It could be that enough people in these areas have already come into contact with the virus to render the population less susceptible to the disease. Overall, this would imply that the levels of some forms of immunity in those particular neighbourhoods are higher – at a level that leads to a detectable reduction in the number of new cases.
Such immunity will not be all or nothing – it will not mean that people are no longer in any way susceptible to coronavirus infection – rather it would mean that people need a more sustained, higher viral-load exposure to become infected, or, if infected, show fewer symptoms and so are less likely to be tested. Testing regimens could also be influencing this pattern.
We don’t know which of the above explains the inverted-U shaped pattern, but we can confirm that there are 158 such neighbourhoods, mostly in London, where only a relatively few people who have been tested recently returned positive results.
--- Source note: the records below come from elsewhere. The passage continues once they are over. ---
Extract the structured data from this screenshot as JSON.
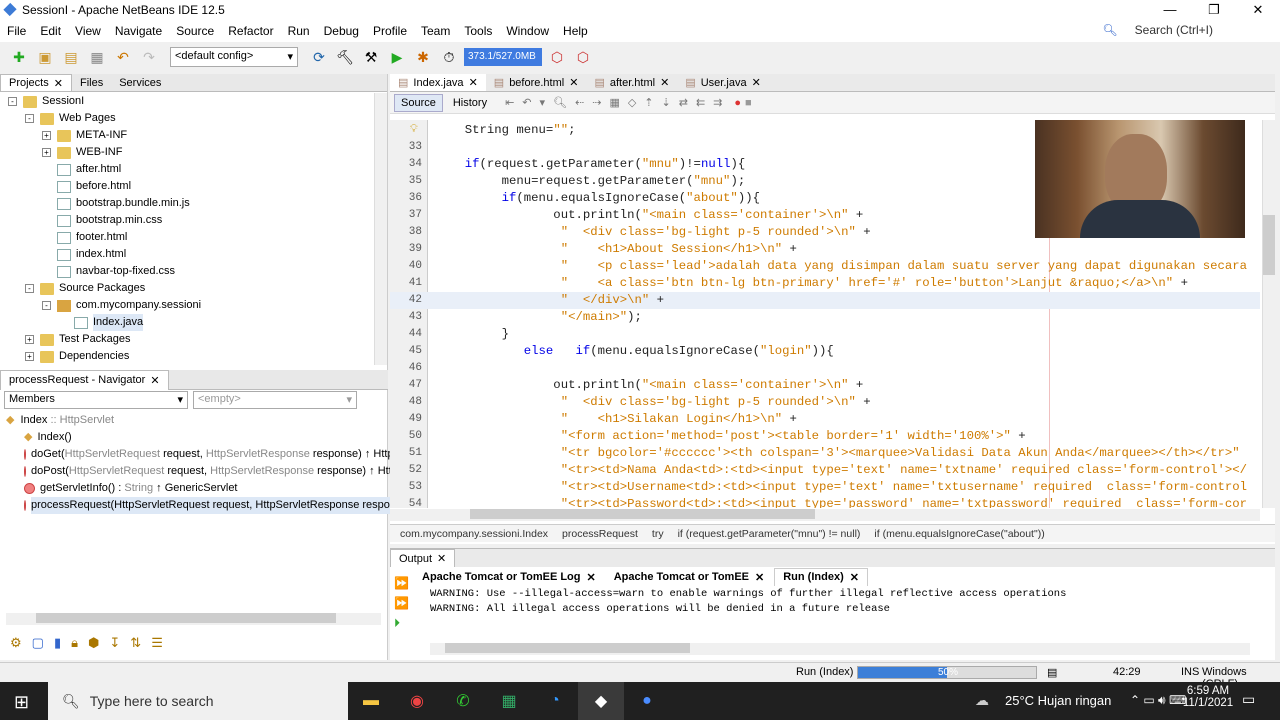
{
  "window": {
    "title": "SessionI - Apache NetBeans IDE 12.5"
  },
  "menu": [
    "File",
    "Edit",
    "View",
    "Navigate",
    "Source",
    "Refactor",
    "Run",
    "Debug",
    "Profile",
    "Team",
    "Tools",
    "Window",
    "Help"
  ],
  "search_placeholder": "Search (Ctrl+I)",
  "toolbar": {
    "config": "<default config>",
    "memory": "373.1/527.0MB"
  },
  "left_tabs": [
    "Projects",
    "Files",
    "Services"
  ],
  "project_tree": [
    {
      "label": "SessionI",
      "level": 0,
      "icon": "project-icon",
      "exp": "-"
    },
    {
      "label": "Web Pages",
      "level": 1,
      "icon": "folder-icon",
      "exp": "-"
    },
    {
      "label": "META-INF",
      "level": 2,
      "icon": "folder-icon",
      "exp": "+"
    },
    {
      "label": "WEB-INF",
      "level": 2,
      "icon": "folder-icon",
      "exp": "+"
    },
    {
      "label": "after.html",
      "level": 2,
      "icon": "file-icon"
    },
    {
      "label": "before.html",
      "level": 2,
      "icon": "file-icon"
    },
    {
      "label": "bootstrap.bundle.min.js",
      "level": 2,
      "icon": "file-icon"
    },
    {
      "label": "bootstrap.min.css",
      "level": 2,
      "icon": "file-icon"
    },
    {
      "label": "footer.html",
      "level": 2,
      "icon": "file-icon"
    },
    {
      "label": "index.html",
      "level": 2,
      "icon": "file-icon"
    },
    {
      "label": "navbar-top-fixed.css",
      "level": 2,
      "icon": "file-icon"
    },
    {
      "label": "Source Packages",
      "level": 1,
      "icon": "folder-icon",
      "exp": "-"
    },
    {
      "label": "com.mycompany.sessioni",
      "level": 2,
      "icon": "package-icon",
      "exp": "-"
    },
    {
      "label": "Index.java",
      "level": 3,
      "icon": "file-icon",
      "selected": true
    },
    {
      "label": "Test Packages",
      "level": 1,
      "icon": "folder-icon",
      "exp": "+"
    },
    {
      "label": "Dependencies",
      "level": 1,
      "icon": "folder-icon",
      "exp": "+"
    }
  ],
  "navigator": {
    "title": "processRequest - Navigator",
    "members_label": "Members",
    "filter": "<empty>",
    "root": {
      "name": "Index",
      "type": ":: HttpServlet"
    },
    "items": [
      {
        "name": "Index()",
        "params": "",
        "rest": ""
      },
      {
        "name": "doGet(",
        "params": "HttpServletRequest",
        "rest": " request, ",
        "params2": "HttpServletResponse",
        "rest2": " response) ↑ HttpServlet"
      },
      {
        "name": "doPost(",
        "params": "HttpServletRequest",
        "rest": " request, ",
        "params2": "HttpServletResponse",
        "rest2": " response) ↑ HttpServlet"
      },
      {
        "name": "getServletInfo() : ",
        "params": "String",
        "rest": " ↑ GenericServlet"
      },
      {
        "name": "processRequest(HttpServletRequest request, HttpServletResponse response)",
        "params": "",
        "rest": "",
        "selected": true
      }
    ]
  },
  "editor_tabs": [
    "Index.java",
    "before.html",
    "after.html",
    "User.java"
  ],
  "editor_modes": {
    "source": "Source",
    "history": "History"
  },
  "code": [
    {
      "n": "",
      "t": "  String menu=\"\";"
    },
    {
      "n": "33",
      "t": ""
    },
    {
      "n": "34",
      "t": "  if(request.getParameter(\"mnu\")!=null){"
    },
    {
      "n": "35",
      "t": "       menu=request.getParameter(\"mnu\");"
    },
    {
      "n": "36",
      "t": "       if(menu.equalsIgnoreCase(\"about\")){"
    },
    {
      "n": "37",
      "t": "              out.println(\"<main class='container'>\\n\" +"
    },
    {
      "n": "38",
      "t": "               \"  <div class='bg-light p-5 rounded'>\\n\" +"
    },
    {
      "n": "39",
      "t": "               \"    <h1>About Session</h1>\\n\" +"
    },
    {
      "n": "40",
      "t": "               \"    <p class='lead'>adalah data yang disimpan dalam suatu server yang dapat digunakan secara"
    },
    {
      "n": "41",
      "t": "               \"    <a class='btn btn-lg btn-primary' href='#' role='button'>Lanjut &raquo;</a>\\n\" +"
    },
    {
      "n": "42",
      "t": "               \"  </div>\\n\" +"
    },
    {
      "n": "43",
      "t": "               \"</main>\");"
    },
    {
      "n": "44",
      "t": "       }"
    },
    {
      "n": "45",
      "t": "          else   if(menu.equalsIgnoreCase(\"login\")){"
    },
    {
      "n": "46",
      "t": ""
    },
    {
      "n": "47",
      "t": "              out.println(\"<main class='container'>\\n\" +"
    },
    {
      "n": "48",
      "t": "               \"  <div class='bg-light p-5 rounded'>\\n\" +"
    },
    {
      "n": "49",
      "t": "               \"    <h1>Silakan Login</h1>\\n\" +"
    },
    {
      "n": "50",
      "t": "               \"<form action='method='post'><table border='1' width='100%'>\" +"
    },
    {
      "n": "51",
      "t": "               \"<tr bgcolor='#cccccc'><th colspan='3'><marquee>Validasi Data Akun Anda</marquee></th></tr>\""
    },
    {
      "n": "52",
      "t": "               \"<tr><td>Nama Anda<td>:<td><input type='text' name='txtname' required class='form-control'></"
    },
    {
      "n": "53",
      "t": "               \"<tr><td>Username<td>:<td><input type='text' name='txtusername' required  class='form-control"
    },
    {
      "n": "54",
      "t": "               \"<tr><td>Password<td>:<td><input type='password' name='txtpassword' required  class='form-cor"
    }
  ],
  "breadcrumb": [
    "com.mycompany.sessioni.Index",
    "processRequest",
    "try",
    "if (request.getParameter(\"mnu\") != null)",
    "if (menu.equalsIgnoreCase(\"about\"))"
  ],
  "output": {
    "title": "Output",
    "tabs": [
      "Apache Tomcat or TomEE Log",
      "Apache Tomcat or TomEE",
      "Run (Index)"
    ],
    "lines": [
      "WARNING: Use --illegal-access=warn to enable warnings of further illegal reflective access operations",
      "WARNING: All illegal access operations will be denied in a future release"
    ]
  },
  "status": {
    "task": "Run (Index)",
    "progress_percent": 50,
    "progress_label": "50%",
    "position": "42:29",
    "mode": "INS",
    "line_endings": "Windows (CRLF)"
  },
  "taskbar": {
    "search": "Type here to search",
    "weather": "25°C  Hujan ringan",
    "time": "6:59 AM",
    "date": "11/1/2021"
  }
}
In the next few weeks, researchers will be watching closely to see how case numbers rise in the areas that suffered most in spring, especially in London.
About the authors: Danny Dorling joined the University of Oxford, School of Geography and the Environment in September 2013 to take up the Halford Mackinder Professorship in Geography. Anthony Brookes is a Professor of Genomics and Bioinformatic at the University of Leicester. George Davey Smith is a clinical epidemiologist at the University of Bristol.
Suggested further reading
Shaw, L. & Sugden, N. (2018). Portable sequencing, genomic data, and scale in global emerging infectious disease surveillance. Geo: Geography and Environment, 5, e00066. https://doi.org/10.1002/geo2.66
Smallman-Rayner, M., Johnson, N. & Cliff, A. (2003). The spatial anatomy of an epidemic: influenza in London and the county boroughs of England and Wales, 1918–1919. Transactions of the Institute of British Geographers, 27, 452 – 470. https://doi.org/10.1111/1475-5661.00065
Sparke, M. & Anguelov, D. (2020). Contextualising coronavirus geographically. Transactions of the Institute of British Geographers, 45, 498 – 508. https://doi.org/10.1111/tran.12389